Labor as an Answer to Women Vices: La Religieuse and the essay Sur les femmes by Denis Diderot

Bréban Laurie, PHARE, Université Paris 1 Panthéon-Sorbonne

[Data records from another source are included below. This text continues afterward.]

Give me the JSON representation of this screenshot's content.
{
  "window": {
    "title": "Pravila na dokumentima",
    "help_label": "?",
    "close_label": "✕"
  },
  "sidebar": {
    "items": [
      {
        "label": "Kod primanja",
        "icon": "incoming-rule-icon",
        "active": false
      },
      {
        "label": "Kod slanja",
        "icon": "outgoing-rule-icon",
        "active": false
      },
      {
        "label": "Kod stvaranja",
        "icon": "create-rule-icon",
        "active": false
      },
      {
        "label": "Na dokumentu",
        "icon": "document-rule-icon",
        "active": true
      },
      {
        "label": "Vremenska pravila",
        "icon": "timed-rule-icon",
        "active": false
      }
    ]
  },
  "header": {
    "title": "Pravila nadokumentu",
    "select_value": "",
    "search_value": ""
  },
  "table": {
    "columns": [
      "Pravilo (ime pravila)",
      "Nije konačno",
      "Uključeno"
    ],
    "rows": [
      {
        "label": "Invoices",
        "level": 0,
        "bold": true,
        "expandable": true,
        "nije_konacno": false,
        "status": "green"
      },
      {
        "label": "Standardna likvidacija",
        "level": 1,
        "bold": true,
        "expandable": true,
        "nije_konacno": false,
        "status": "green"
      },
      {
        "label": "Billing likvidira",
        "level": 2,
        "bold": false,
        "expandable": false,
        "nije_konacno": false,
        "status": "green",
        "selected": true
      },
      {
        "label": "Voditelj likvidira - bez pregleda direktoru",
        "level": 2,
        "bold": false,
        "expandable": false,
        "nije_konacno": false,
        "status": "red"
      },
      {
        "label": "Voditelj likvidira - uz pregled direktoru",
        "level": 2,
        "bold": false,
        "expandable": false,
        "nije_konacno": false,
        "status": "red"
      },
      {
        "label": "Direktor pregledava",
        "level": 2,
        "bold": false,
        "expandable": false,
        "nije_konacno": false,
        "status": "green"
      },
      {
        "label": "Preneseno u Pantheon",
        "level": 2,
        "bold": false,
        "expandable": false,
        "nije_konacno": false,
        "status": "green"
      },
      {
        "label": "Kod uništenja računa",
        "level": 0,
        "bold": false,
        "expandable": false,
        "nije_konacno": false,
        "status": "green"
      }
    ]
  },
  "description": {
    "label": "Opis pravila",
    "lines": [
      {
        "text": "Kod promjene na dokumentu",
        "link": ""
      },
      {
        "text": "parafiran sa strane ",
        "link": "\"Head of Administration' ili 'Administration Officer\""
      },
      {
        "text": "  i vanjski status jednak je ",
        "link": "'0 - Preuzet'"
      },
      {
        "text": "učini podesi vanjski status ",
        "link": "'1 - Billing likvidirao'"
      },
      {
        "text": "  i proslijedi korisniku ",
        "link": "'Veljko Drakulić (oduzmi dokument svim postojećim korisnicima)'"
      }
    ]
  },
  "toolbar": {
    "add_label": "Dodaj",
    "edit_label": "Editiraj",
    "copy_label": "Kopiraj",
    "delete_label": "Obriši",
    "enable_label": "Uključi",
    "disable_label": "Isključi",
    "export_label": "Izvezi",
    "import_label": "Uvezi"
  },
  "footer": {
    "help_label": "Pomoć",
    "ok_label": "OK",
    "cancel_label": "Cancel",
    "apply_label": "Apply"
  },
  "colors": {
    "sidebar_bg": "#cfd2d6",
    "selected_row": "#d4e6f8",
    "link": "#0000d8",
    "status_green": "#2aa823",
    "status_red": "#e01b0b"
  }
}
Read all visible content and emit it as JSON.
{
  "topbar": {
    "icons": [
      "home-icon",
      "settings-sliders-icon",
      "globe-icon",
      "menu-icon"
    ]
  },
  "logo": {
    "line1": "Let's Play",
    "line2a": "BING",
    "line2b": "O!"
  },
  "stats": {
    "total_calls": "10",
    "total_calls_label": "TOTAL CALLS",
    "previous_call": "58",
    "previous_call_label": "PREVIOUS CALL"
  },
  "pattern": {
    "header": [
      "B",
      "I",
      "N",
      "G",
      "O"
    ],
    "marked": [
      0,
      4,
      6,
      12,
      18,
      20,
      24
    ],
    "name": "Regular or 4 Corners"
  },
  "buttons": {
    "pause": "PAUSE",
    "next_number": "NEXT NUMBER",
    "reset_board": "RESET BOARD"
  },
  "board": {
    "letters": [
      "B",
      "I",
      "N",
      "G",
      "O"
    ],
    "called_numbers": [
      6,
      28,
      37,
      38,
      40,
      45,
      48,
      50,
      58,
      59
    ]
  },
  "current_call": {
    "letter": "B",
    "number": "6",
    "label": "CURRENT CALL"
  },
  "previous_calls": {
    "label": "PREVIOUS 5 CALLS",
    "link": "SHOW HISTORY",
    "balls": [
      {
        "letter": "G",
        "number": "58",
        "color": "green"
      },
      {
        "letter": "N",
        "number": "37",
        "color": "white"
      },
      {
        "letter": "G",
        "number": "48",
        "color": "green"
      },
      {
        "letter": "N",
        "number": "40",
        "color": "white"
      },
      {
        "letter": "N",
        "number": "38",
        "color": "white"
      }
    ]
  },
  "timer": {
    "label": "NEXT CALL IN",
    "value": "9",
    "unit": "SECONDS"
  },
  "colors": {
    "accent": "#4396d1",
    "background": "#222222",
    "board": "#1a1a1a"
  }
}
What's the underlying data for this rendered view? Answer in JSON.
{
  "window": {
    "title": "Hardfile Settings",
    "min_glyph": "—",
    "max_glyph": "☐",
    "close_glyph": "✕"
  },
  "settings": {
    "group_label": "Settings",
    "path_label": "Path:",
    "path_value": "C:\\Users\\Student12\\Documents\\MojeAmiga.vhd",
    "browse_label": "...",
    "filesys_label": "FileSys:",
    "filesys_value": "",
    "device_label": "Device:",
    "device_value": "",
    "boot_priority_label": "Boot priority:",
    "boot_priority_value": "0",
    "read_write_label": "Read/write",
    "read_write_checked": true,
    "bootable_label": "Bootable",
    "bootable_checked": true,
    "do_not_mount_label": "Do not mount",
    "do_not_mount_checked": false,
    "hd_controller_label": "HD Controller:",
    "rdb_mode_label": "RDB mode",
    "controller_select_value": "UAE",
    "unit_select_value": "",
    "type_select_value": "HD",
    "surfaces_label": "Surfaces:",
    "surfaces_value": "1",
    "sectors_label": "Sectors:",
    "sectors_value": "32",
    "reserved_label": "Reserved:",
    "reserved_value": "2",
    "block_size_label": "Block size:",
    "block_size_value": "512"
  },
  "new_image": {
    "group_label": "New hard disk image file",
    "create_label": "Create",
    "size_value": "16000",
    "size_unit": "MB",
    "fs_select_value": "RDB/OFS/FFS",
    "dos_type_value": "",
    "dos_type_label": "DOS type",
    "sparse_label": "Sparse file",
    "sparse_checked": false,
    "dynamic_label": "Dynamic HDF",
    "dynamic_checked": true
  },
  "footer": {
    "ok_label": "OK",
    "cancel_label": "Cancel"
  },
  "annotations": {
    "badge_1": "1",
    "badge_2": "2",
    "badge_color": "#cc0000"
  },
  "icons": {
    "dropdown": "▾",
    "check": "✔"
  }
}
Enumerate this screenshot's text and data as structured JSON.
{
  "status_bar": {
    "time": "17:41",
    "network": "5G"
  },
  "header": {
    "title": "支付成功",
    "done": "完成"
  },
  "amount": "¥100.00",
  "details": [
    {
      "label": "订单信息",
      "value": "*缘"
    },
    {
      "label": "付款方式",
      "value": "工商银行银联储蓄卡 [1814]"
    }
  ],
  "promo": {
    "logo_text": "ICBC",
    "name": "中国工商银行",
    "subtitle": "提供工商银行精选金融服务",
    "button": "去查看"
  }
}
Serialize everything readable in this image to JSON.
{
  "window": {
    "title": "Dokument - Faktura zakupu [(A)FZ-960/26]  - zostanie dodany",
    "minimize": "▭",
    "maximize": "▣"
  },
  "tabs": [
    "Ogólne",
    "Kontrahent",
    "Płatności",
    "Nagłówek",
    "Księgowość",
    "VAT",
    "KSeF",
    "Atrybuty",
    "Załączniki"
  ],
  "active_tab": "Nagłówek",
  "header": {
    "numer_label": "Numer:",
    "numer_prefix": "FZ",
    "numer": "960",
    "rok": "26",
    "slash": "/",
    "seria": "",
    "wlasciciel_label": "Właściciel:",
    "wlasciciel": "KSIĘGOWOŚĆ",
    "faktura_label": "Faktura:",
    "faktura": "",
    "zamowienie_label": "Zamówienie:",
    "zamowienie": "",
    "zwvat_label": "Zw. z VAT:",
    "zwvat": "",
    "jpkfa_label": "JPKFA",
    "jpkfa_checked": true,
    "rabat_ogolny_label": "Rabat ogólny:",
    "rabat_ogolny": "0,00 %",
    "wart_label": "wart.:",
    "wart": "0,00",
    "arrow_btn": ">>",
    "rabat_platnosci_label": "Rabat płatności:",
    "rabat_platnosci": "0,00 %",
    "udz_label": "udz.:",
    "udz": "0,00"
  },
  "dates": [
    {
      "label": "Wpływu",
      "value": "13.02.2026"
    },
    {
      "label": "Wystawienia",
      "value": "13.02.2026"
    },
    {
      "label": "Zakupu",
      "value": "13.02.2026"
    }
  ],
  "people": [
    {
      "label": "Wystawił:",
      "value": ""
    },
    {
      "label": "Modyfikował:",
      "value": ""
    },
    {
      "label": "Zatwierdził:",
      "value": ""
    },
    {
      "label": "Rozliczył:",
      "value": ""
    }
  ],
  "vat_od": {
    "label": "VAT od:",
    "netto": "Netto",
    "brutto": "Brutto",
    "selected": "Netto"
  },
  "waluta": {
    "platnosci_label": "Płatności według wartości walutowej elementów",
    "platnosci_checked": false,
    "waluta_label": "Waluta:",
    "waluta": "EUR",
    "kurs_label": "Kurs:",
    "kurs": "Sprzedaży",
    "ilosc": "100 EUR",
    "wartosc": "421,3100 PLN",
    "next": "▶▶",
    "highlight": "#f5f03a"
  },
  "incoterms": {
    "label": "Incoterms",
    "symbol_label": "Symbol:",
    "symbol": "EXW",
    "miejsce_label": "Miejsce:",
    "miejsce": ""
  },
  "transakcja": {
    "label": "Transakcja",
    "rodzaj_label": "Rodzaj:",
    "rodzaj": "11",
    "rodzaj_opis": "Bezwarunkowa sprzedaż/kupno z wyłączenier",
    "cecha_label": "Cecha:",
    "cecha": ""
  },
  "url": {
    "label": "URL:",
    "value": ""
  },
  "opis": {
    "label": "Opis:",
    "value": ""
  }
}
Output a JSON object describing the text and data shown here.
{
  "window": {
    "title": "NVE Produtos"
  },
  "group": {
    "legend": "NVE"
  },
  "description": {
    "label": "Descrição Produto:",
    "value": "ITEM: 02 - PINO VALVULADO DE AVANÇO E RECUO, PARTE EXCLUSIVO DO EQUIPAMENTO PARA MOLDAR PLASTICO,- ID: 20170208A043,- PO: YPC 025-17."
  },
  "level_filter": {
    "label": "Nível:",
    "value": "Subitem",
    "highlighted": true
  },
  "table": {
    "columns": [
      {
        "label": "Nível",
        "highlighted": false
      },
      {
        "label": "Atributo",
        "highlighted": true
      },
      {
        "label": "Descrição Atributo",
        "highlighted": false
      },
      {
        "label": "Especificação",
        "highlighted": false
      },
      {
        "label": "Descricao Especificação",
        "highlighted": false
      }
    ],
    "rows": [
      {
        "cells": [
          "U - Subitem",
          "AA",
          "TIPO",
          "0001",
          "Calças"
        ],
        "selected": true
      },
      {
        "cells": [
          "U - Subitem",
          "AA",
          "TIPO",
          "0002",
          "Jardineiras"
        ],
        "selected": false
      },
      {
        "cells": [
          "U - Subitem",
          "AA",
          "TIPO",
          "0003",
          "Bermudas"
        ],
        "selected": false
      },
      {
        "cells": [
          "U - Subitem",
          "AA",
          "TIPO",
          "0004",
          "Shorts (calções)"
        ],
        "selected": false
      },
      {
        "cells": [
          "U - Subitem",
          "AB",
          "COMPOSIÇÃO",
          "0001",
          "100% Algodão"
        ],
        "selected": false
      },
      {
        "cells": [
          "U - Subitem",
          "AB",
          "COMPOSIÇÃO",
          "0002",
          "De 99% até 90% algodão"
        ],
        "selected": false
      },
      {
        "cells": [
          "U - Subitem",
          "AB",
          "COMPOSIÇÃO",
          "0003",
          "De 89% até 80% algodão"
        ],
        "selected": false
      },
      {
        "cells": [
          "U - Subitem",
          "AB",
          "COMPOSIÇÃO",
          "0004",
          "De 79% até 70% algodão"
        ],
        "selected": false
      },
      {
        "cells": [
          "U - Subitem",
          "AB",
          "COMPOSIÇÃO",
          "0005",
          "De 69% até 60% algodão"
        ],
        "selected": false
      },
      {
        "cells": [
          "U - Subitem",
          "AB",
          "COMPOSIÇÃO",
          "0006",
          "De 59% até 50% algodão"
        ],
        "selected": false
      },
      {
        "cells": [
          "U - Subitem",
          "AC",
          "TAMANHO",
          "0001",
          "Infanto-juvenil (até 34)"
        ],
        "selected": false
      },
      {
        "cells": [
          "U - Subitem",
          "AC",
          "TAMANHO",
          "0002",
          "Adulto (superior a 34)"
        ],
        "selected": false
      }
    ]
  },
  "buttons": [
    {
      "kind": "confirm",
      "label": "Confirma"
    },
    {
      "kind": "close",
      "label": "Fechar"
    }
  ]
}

The paper deals with Diderot’s position regarding women’s morality such as expressed in his essay Sur les femmes (1772) as well as in his novel La Religieuse(1796). In the former, Diderot identifies a number of passions or instincts peculiar to women which, for most of them, correspond to vices: seduction, hysteria, jealousy, Machiavellianism ... These passions or instincts are the same than the ones which affect female characters in Diderot’s novel, La Religieuse. In La Religieuse, the author addresses the issue of forced monastic retreats. Whereas the novel undeniably contains a criticism of religious houses, it seems that they are not considered by Diderot as the cause of women’s vices since these vices also reach female characters outside the convent – for instance, Suzanne’s mother and sisters. It is then necessary to explore other explanations of the origin of the specificities that the author grants to women. If we consider commentators’ assessment, Diderot’s position on women may appear as contradictory. For instance, according to Fontenay (1981) , the author would waver between claims of similitude and claims of specificity of the two sexes, between subversive words on the identity of the two sexes and prejudices on women’s natural inferiority, which would render his position quite ambiguous. Indeed, in his essay Sur les femmes, he maintains that women have inferior mental and moral abilities due to physiological reasons, which seems to be the cause of their instincts. But at the same time, he laments about the phallocratic oppression to which they are prey. The paper aims at showing that, actually, what Diderot calls “men despotism” shouldn’t be regarded through contemporary feminist lenses: it is rather a type of relation which maintains women in a state of idleness whose main defect is that it prompts them to cultivate their vices. On the contrary, their emancipation through labor would put them in position to command their vicious instincts.


Keywords: Denis Diderot, Women, Labor, Religious house